**Data for analysis**
***
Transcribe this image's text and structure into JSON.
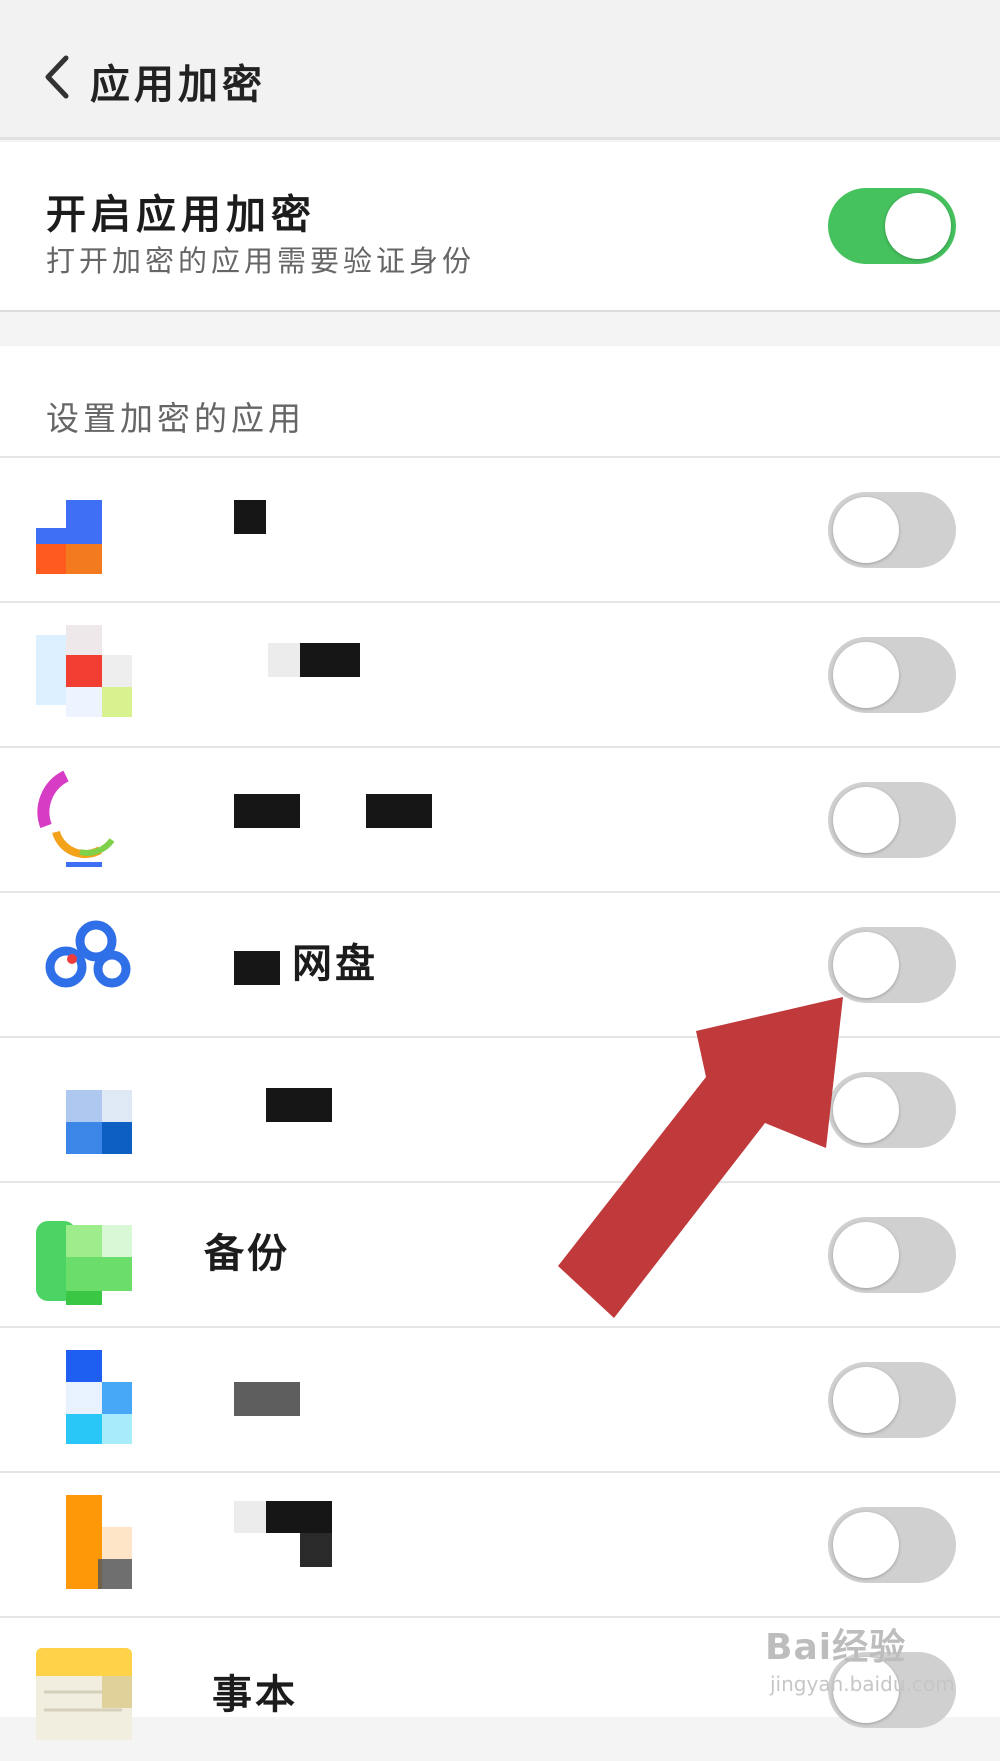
{
  "header": {
    "title": "应用加密"
  },
  "master": {
    "title": "开启应用加密",
    "subtitle": "打开加密的应用需要验证身份",
    "enabled": true
  },
  "section": {
    "label": "设置加密的应用"
  },
  "apps": [
    {
      "name": "",
      "enabled": false,
      "icon": "blue-app-icon"
    },
    {
      "name": "",
      "enabled": false,
      "icon": "red-app-icon"
    },
    {
      "name": "",
      "enabled": false,
      "icon": "colorful-ring-app-icon"
    },
    {
      "name": "网盘",
      "enabled": false,
      "icon": "cloud-drive-icon"
    },
    {
      "name": "",
      "enabled": false,
      "icon": "blue-grid-app-icon"
    },
    {
      "name": "备份",
      "enabled": false,
      "icon": "green-backup-icon"
    },
    {
      "name": "",
      "enabled": false,
      "icon": "blue-square-app-icon"
    },
    {
      "name": "",
      "enabled": false,
      "icon": "orange-app-icon"
    },
    {
      "name": "事本",
      "enabled": false,
      "icon": "notepad-icon"
    }
  ],
  "watermark": {
    "brand": "Bai经验",
    "url": "jingyan.baidu.com"
  },
  "colors": {
    "toggle_on": "#45c15e",
    "toggle_off": "#d0d0d0",
    "arrow": "#c0393b"
  }
}
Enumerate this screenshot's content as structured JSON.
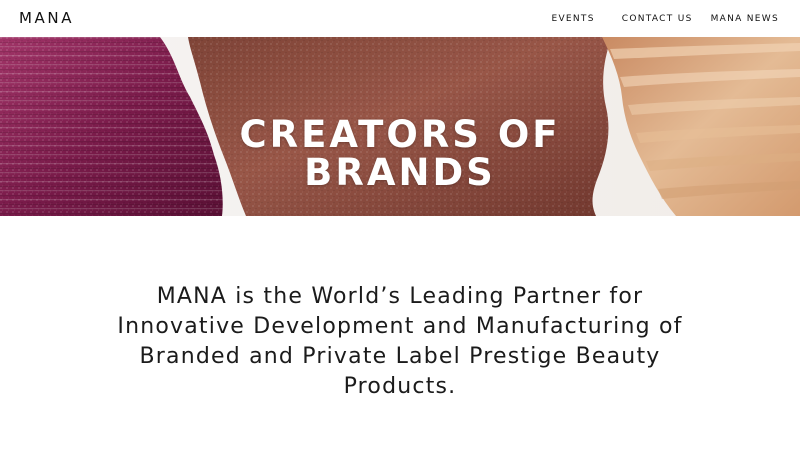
{
  "header": {
    "logo": "MANA",
    "nav": [
      {
        "label": "EVENTS"
      },
      {
        "label": "CONTACT US"
      },
      {
        "label": "MANA NEWS"
      }
    ]
  },
  "hero": {
    "title_lines": [
      "CREATORS OF",
      "BRANDS"
    ],
    "swatches": [
      "plum-lipstick",
      "bronze-shimmer",
      "beige-foundation"
    ],
    "colors": {
      "plum": "#7d1f4e",
      "bronze": "#9c5446",
      "beige": "#d9a57c"
    }
  },
  "intro": {
    "lines": [
      "MANA is the World’s Leading Partner for",
      "Innovative Development and Manufacturing of",
      "Branded and Private Label Prestige Beauty",
      "Products."
    ]
  }
}
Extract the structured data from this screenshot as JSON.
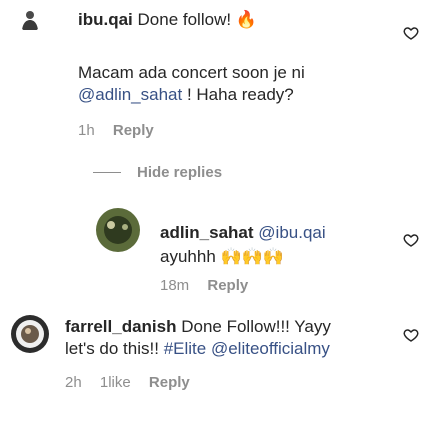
{
  "comments": [
    {
      "username": "ibu.qai",
      "text": "Done follow!",
      "time": "",
      "reply_label": ""
    }
  ],
  "c1": {
    "username": "ibu.qai",
    "line1": "Done follow!",
    "emoji": "🔥",
    "body_line1": "Macam ada concert soon je ni",
    "mention": "@adlin_sahat",
    "body_line2_rest": " ! Haha ready?",
    "time": "1h",
    "reply_label": "Reply"
  },
  "hide_replies_label": "Hide replies",
  "c2": {
    "username": "adlin_sahat",
    "mention": "@ibu.qai",
    "text": "ayuhhh",
    "emoji": "🙌🙌🙌",
    "time": "18m",
    "reply_label": "Reply"
  },
  "c3": {
    "username": "farrell_danish",
    "text_line1": "Done Follow!!! Yayy",
    "text_line2_a": "let's do this!! ",
    "hashtag": "#Elite",
    "mention": "@eliteofficialmy",
    "time": "2h",
    "likes": "1like",
    "reply_label": "Reply"
  },
  "colors": {
    "text": "#262626",
    "muted": "#8e8e8e",
    "link": "#385185"
  },
  "icons": [
    "heart-icon"
  ]
}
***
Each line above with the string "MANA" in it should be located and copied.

**Solution to the problem**
    "logo": "MANA",
        "label": "MANA NEWS"
      "MANA is the World’s Leading Partner for",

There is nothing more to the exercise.